§ TASK REQUIREMENTS:
Drop the images. Copy every line below character for character.
[[ DATASET EXCERPTS open ]]
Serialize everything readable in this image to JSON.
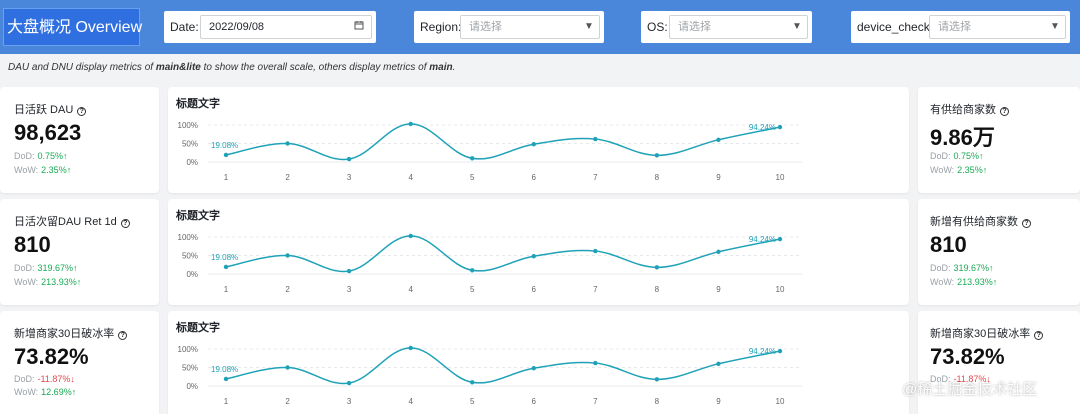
{
  "header": {
    "title": "大盘概况 Overview",
    "filters": {
      "date": {
        "label": "Date:",
        "value": "2022/09/08"
      },
      "region": {
        "label": "Region:",
        "placeholder": "请选择"
      },
      "os": {
        "label": "OS:",
        "placeholder": "请选择"
      },
      "device_check": {
        "label": "device_check:",
        "placeholder": "请选择"
      }
    }
  },
  "note": {
    "part1": "DAU and DNU display metrics of ",
    "bold1": "main&lite",
    "part2": " to show the overall scale, others display metrics of ",
    "bold2": "main",
    "part3": "."
  },
  "left_cards": [
    {
      "title": "日活跃 DAU",
      "value": "98,623",
      "dod_label": "DoD:",
      "dod": "0.75%",
      "dod_dir": "up",
      "wow_label": "WoW:",
      "wow": "2.35%",
      "wow_dir": "up"
    },
    {
      "title": "日活次留DAU Ret 1d",
      "value": "810",
      "dod_label": "DoD:",
      "dod": "319.67%",
      "dod_dir": "up",
      "wow_label": "WoW:",
      "wow": "213.93%",
      "wow_dir": "up"
    },
    {
      "title": "新增商家30日破冰率",
      "value": "73.82%",
      "dod_label": "DoD:",
      "dod": "-11.87%",
      "dod_dir": "down",
      "wow_label": "WoW:",
      "wow": "12.69%",
      "wow_dir": "up"
    }
  ],
  "right_cards": [
    {
      "title": "有供给商家数",
      "value": "9.86万",
      "dod_label": "DoD:",
      "dod": "0.75%",
      "dod_dir": "up",
      "wow_label": "WoW:",
      "wow": "2.35%",
      "wow_dir": "up"
    },
    {
      "title": "新增有供给商家数",
      "value": "810",
      "dod_label": "DoD:",
      "dod": "319.67%",
      "dod_dir": "up",
      "wow_label": "WoW:",
      "wow": "213.93%",
      "wow_dir": "up"
    },
    {
      "title": "新增商家30日破冰率",
      "value": "73.82%",
      "dod_label": "DoD:",
      "dod": "-11.87%",
      "dod_dir": "down"
    }
  ],
  "icons": {
    "help": "question-circle-icon",
    "date": "calendar-icon",
    "select": "caret-down-icon",
    "up": "arrow-up-icon",
    "down": "arrow-down-icon"
  },
  "arrows": {
    "up": "↑",
    "down": "↓"
  },
  "colors": {
    "header_bg": "#4a86d9",
    "brand_bg": "#2f6fe0",
    "line": "#1fa2b8",
    "up": "#1aaa55",
    "down": "#e5484d"
  },
  "watermark": "@稀土掘金技术社区",
  "chart_data": [
    {
      "type": "line",
      "title": "标题文字",
      "x": [
        1,
        2,
        3,
        4,
        5,
        6,
        7,
        8,
        9,
        10
      ],
      "y_ticks": [
        "100%",
        "50%",
        "0%"
      ],
      "ylim": [
        0,
        100
      ],
      "series": [
        {
          "values": [
            19.08,
            50,
            8,
            103,
            10,
            48,
            62,
            18,
            60,
            94.24
          ]
        }
      ],
      "annotations": [
        "19.08%",
        "94.24%"
      ],
      "grid": true
    },
    {
      "type": "line",
      "title": "标题文字",
      "x": [
        1,
        2,
        3,
        4,
        5,
        6,
        7,
        8,
        9,
        10
      ],
      "y_ticks": [
        "100%",
        "50%",
        "0%"
      ],
      "ylim": [
        0,
        100
      ],
      "series": [
        {
          "values": [
            19.08,
            50,
            8,
            103,
            10,
            48,
            62,
            18,
            60,
            94.24
          ]
        }
      ],
      "annotations": [
        "19.08%",
        "94.24%"
      ],
      "grid": true
    },
    {
      "type": "line",
      "title": "标题文字",
      "x": [
        1,
        2,
        3,
        4,
        5,
        6,
        7,
        8,
        9,
        10
      ],
      "y_ticks": [
        "100%",
        "50%",
        "0%"
      ],
      "ylim": [
        0,
        100
      ],
      "series": [
        {
          "values": [
            19.08,
            50,
            8,
            103,
            10,
            48,
            62,
            18,
            60,
            94.24
          ]
        }
      ],
      "annotations": [
        "19.08%",
        "94.24%"
      ],
      "grid": true
    }
  ]
}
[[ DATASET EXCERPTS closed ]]
§ OUTPUT OF THE EXERCISE:
Serialize everything readable in this image to JSON.
{
  "header": {
    "title": "大盘概况 Overview",
    "filters": {
      "date": {
        "label": "Date:",
        "value": "2022/09/08"
      },
      "region": {
        "label": "Region:",
        "placeholder": "请选择"
      },
      "os": {
        "label": "OS:",
        "placeholder": "请选择"
      },
      "device_check": {
        "label": "device_check:",
        "placeholder": "请选择"
      }
    }
  },
  "note": {
    "part1": "DAU and DNU display metrics of ",
    "bold1": "main&lite",
    "part2": " to show the overall scale, others display metrics of ",
    "bold2": "main",
    "part3": "."
  },
  "left_cards": [
    {
      "title": "日活跃 DAU",
      "value": "98,623",
      "dod_label": "DoD:",
      "dod": "0.75%",
      "dod_dir": "up",
      "wow_label": "WoW:",
      "wow": "2.35%",
      "wow_dir": "up"
    },
    {
      "title": "日活次留DAU Ret 1d",
      "value": "810",
      "dod_label": "DoD:",
      "dod": "319.67%",
      "dod_dir": "up",
      "wow_label": "WoW:",
      "wow": "213.93%",
      "wow_dir": "up"
    },
    {
      "title": "新增商家30日破冰率",
      "value": "73.82%",
      "dod_label": "DoD:",
      "dod": "-11.87%",
      "dod_dir": "down",
      "wow_label": "WoW:",
      "wow": "12.69%",
      "wow_dir": "up"
    }
  ],
  "right_cards": [
    {
      "title": "有供给商家数",
      "value": "9.86万",
      "dod_label": "DoD:",
      "dod": "0.75%",
      "dod_dir": "up",
      "wow_label": "WoW:",
      "wow": "2.35%",
      "wow_dir": "up"
    },
    {
      "title": "新增有供给商家数",
      "value": "810",
      "dod_label": "DoD:",
      "dod": "319.67%",
      "dod_dir": "up",
      "wow_label": "WoW:",
      "wow": "213.93%",
      "wow_dir": "up"
    },
    {
      "title": "新增商家30日破冰率",
      "value": "73.82%",
      "dod_label": "DoD:",
      "dod": "-11.87%",
      "dod_dir": "down"
    }
  ],
  "icons": {
    "help": "question-circle-icon",
    "date": "calendar-icon",
    "select": "caret-down-icon",
    "up": "arrow-up-icon",
    "down": "arrow-down-icon"
  },
  "arrows": {
    "up": "↑",
    "down": "↓"
  },
  "colors": {
    "header_bg": "#4a86d9",
    "brand_bg": "#2f6fe0",
    "line": "#1fa2b8",
    "up": "#1aaa55",
    "down": "#e5484d"
  },
  "watermark": "@稀土掘金技术社区",
  "chart_data": [
    {
      "type": "line",
      "title": "标题文字",
      "x": [
        1,
        2,
        3,
        4,
        5,
        6,
        7,
        8,
        9,
        10
      ],
      "y_ticks": [
        "100%",
        "50%",
        "0%"
      ],
      "ylim": [
        0,
        100
      ],
      "series": [
        {
          "values": [
            19.08,
            50,
            8,
            103,
            10,
            48,
            62,
            18,
            60,
            94.24
          ]
        }
      ],
      "annotations": [
        "19.08%",
        "94.24%"
      ],
      "grid": true
    },
    {
      "type": "line",
      "title": "标题文字",
      "x": [
        1,
        2,
        3,
        4,
        5,
        6,
        7,
        8,
        9,
        10
      ],
      "y_ticks": [
        "100%",
        "50%",
        "0%"
      ],
      "ylim": [
        0,
        100
      ],
      "series": [
        {
          "values": [
            19.08,
            50,
            8,
            103,
            10,
            48,
            62,
            18,
            60,
            94.24
          ]
        }
      ],
      "annotations": [
        "19.08%",
        "94.24%"
      ],
      "grid": true
    },
    {
      "type": "line",
      "title": "标题文字",
      "x": [
        1,
        2,
        3,
        4,
        5,
        6,
        7,
        8,
        9,
        10
      ],
      "y_ticks": [
        "100%",
        "50%",
        "0%"
      ],
      "ylim": [
        0,
        100
      ],
      "series": [
        {
          "values": [
            19.08,
            50,
            8,
            103,
            10,
            48,
            62,
            18,
            60,
            94.24
          ]
        }
      ],
      "annotations": [
        "19.08%",
        "94.24%"
      ],
      "grid": true
    }
  ]
}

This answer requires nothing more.